***** Provided information *****

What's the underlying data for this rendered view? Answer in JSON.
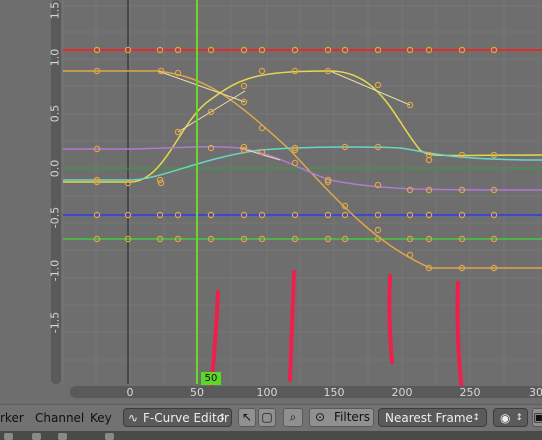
{
  "graph": {
    "y_labels": [
      "1.5",
      "1.0",
      "0.5",
      "0.0",
      "-0.5",
      "-1.0",
      "-1.5"
    ],
    "x_labels": [
      "0",
      "50",
      "100",
      "150",
      "200",
      "250",
      "30"
    ],
    "current_frame": "50",
    "colors": {
      "grid": "#757575",
      "current_frame_line": "#6dd52c",
      "curve_red": "#e22b2b",
      "curve_orange": "#e0a64a",
      "curve_yellow": "#e6d84c",
      "curve_purple": "#b279d4",
      "curve_blue": "#3f46d1",
      "curve_green": "#43c93c",
      "curve_cyan": "#6ad6c2",
      "annotation": "#ef1f4b"
    }
  },
  "header": {
    "menu_marker": "rker",
    "menu_channel": "Channel",
    "menu_key": "Key",
    "editor_mode": "F-Curve Editor",
    "filters_label": "Filters",
    "snap_mode": "Nearest Frame"
  }
}
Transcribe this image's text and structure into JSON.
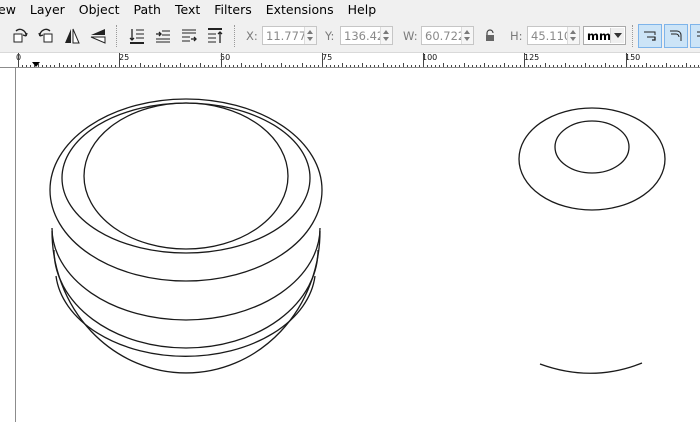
{
  "menu": {
    "items": [
      {
        "name": "menu-view",
        "label": "ew"
      },
      {
        "name": "menu-layer",
        "label": "Layer"
      },
      {
        "name": "menu-object",
        "label": "Object"
      },
      {
        "name": "menu-path",
        "label": "Path"
      },
      {
        "name": "menu-text",
        "label": "Text"
      },
      {
        "name": "menu-filters",
        "label": "Filters"
      },
      {
        "name": "menu-extensions",
        "label": "Extensions"
      },
      {
        "name": "menu-help",
        "label": "Help"
      }
    ]
  },
  "toolbar": {
    "icons": [
      "rotate-ccw-icon",
      "rotate-cw-icon",
      "flip-horizontal-icon",
      "flip-vertical-icon",
      "lower-to-bottom-icon",
      "lower-icon",
      "raise-icon",
      "raise-to-top-icon"
    ],
    "x_label": "X:",
    "x_value": "11.777",
    "y_label": "Y:",
    "y_value": "136.420",
    "w_label": "W:",
    "w_value": "60.722",
    "lock_icon": "lock-icon",
    "h_label": "H:",
    "h_value": "45.110",
    "unit": "mm",
    "toggle_icons": [
      "scale-stroke-icon",
      "scale-corners-icon",
      "move-gradients-icon"
    ]
  },
  "ruler": {
    "labels": [
      "0",
      "25",
      "50",
      "75",
      "100",
      "125",
      "150"
    ]
  },
  "colors": {
    "chrome": "#f0f0f0",
    "active_toggle": "#cce4f7",
    "stroke": "#1a1a1a"
  }
}
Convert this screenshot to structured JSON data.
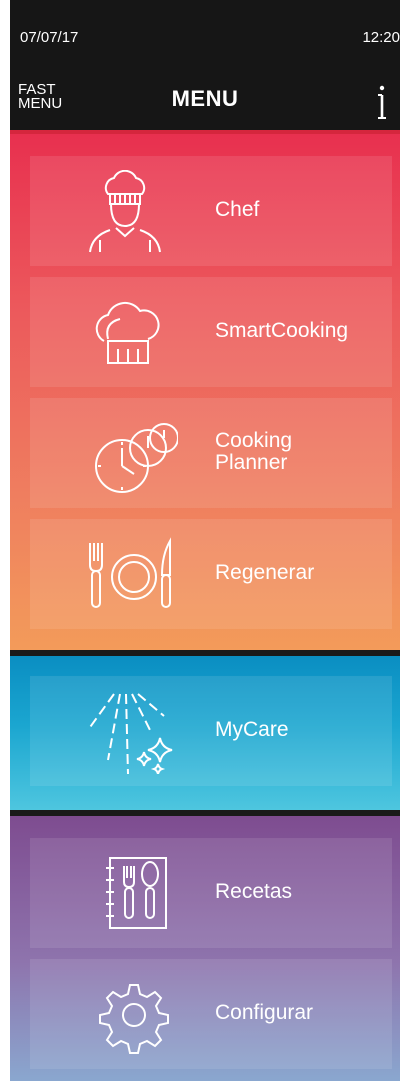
{
  "status": {
    "date": "07/07/17",
    "time": "12:20"
  },
  "nav": {
    "fast_menu": "FAST MENU",
    "title": "MENU"
  },
  "menu": {
    "chef": "Chef",
    "smartcooking": "SmartCooking",
    "cooking_planner": "Cooking Planner",
    "regenerar": "Regenerar",
    "mycare": "MyCare",
    "recetas": "Recetas",
    "configurar": "Configurar"
  },
  "icons": {
    "info": "info-icon",
    "chef": "chef-icon",
    "smartcooking": "chef-hat-icon",
    "cooking_planner": "clocks-icon",
    "regenerar": "cutlery-plate-icon",
    "mycare": "sparkle-spray-icon",
    "recetas": "recipe-book-icon",
    "configurar": "gear-icon"
  },
  "colors": {
    "header_bg": "#161616",
    "warm_top": "#e8304f",
    "warm_bottom": "#f39b5a",
    "blue_top": "#0a8ec2",
    "blue_bottom": "#4ec6df",
    "purple_top": "#7e4c90",
    "purple_bottom": "#8aa7cf"
  }
}
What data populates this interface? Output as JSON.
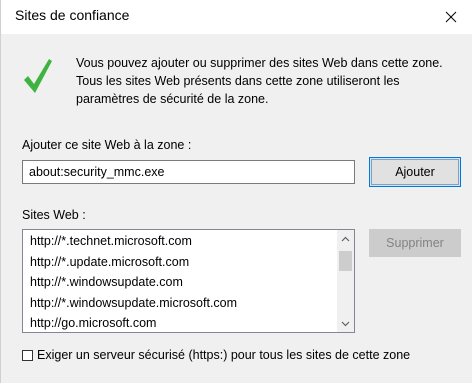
{
  "window": {
    "title": "Sites de confiance"
  },
  "intro": {
    "text": "Vous pouvez ajouter ou supprimer des sites Web dans cette zone. Tous les sites Web présents dans cette zone utiliseront les paramètres de sécurité de la zone."
  },
  "add_site": {
    "label": "Ajouter ce site Web à la zone :",
    "value": "about:security_mmc.exe",
    "button_label": "Ajouter"
  },
  "sites": {
    "label": "Sites Web :",
    "items": [
      "http://*.technet.microsoft.com",
      "http://*.update.microsoft.com",
      "http://*.windowsupdate.com",
      "http://*.windowsupdate.microsoft.com",
      "http://go.microsoft.com"
    ],
    "remove_label": "Supprimer"
  },
  "https_option": {
    "label": "Exiger un serveur sécurisé (https:) pour tous les sites de cette zone",
    "checked": false
  },
  "icons": {
    "check": "check-icon",
    "close": "close-icon"
  },
  "colors": {
    "check_green": "#3fb33f",
    "focus_blue": "#0078d7"
  }
}
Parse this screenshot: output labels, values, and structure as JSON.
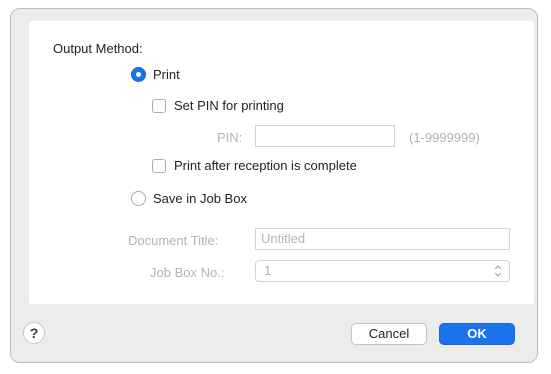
{
  "output_method": {
    "heading": "Output Method:",
    "print": {
      "label": "Print",
      "selected": true
    },
    "set_pin": {
      "label": "Set PIN for printing",
      "checked": false,
      "pin_label": "PIN:",
      "pin_value": "",
      "pin_range": "(1-9999999)"
    },
    "print_after_reception": {
      "label": "Print after reception is complete",
      "checked": false
    },
    "save_in_job_box": {
      "label": "Save in Job Box",
      "selected": false
    },
    "document_title": {
      "label": "Document Title:",
      "placeholder": "Untitled"
    },
    "job_box_no": {
      "label": "Job Box No.:",
      "value": "1"
    }
  },
  "footer": {
    "help_label": "?",
    "cancel_label": "Cancel",
    "ok_label": "OK"
  },
  "colors": {
    "accent": "#1b73ea",
    "dialog_bg": "#ececec",
    "disabled_text": "#b3b3b3"
  }
}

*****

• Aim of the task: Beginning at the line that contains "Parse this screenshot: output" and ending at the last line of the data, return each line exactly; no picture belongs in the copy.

• Result below:
Parse this screenshot: output labels, values, and structure as JSON.
{
  "output_method": {
    "heading": "Output Method:",
    "print": {
      "label": "Print",
      "selected": true
    },
    "set_pin": {
      "label": "Set PIN for printing",
      "checked": false,
      "pin_label": "PIN:",
      "pin_value": "",
      "pin_range": "(1-9999999)"
    },
    "print_after_reception": {
      "label": "Print after reception is complete",
      "checked": false
    },
    "save_in_job_box": {
      "label": "Save in Job Box",
      "selected": false
    },
    "document_title": {
      "label": "Document Title:",
      "placeholder": "Untitled"
    },
    "job_box_no": {
      "label": "Job Box No.:",
      "value": "1"
    }
  },
  "footer": {
    "help_label": "?",
    "cancel_label": "Cancel",
    "ok_label": "OK"
  },
  "colors": {
    "accent": "#1b73ea",
    "dialog_bg": "#ececec",
    "disabled_text": "#b3b3b3"
  }
}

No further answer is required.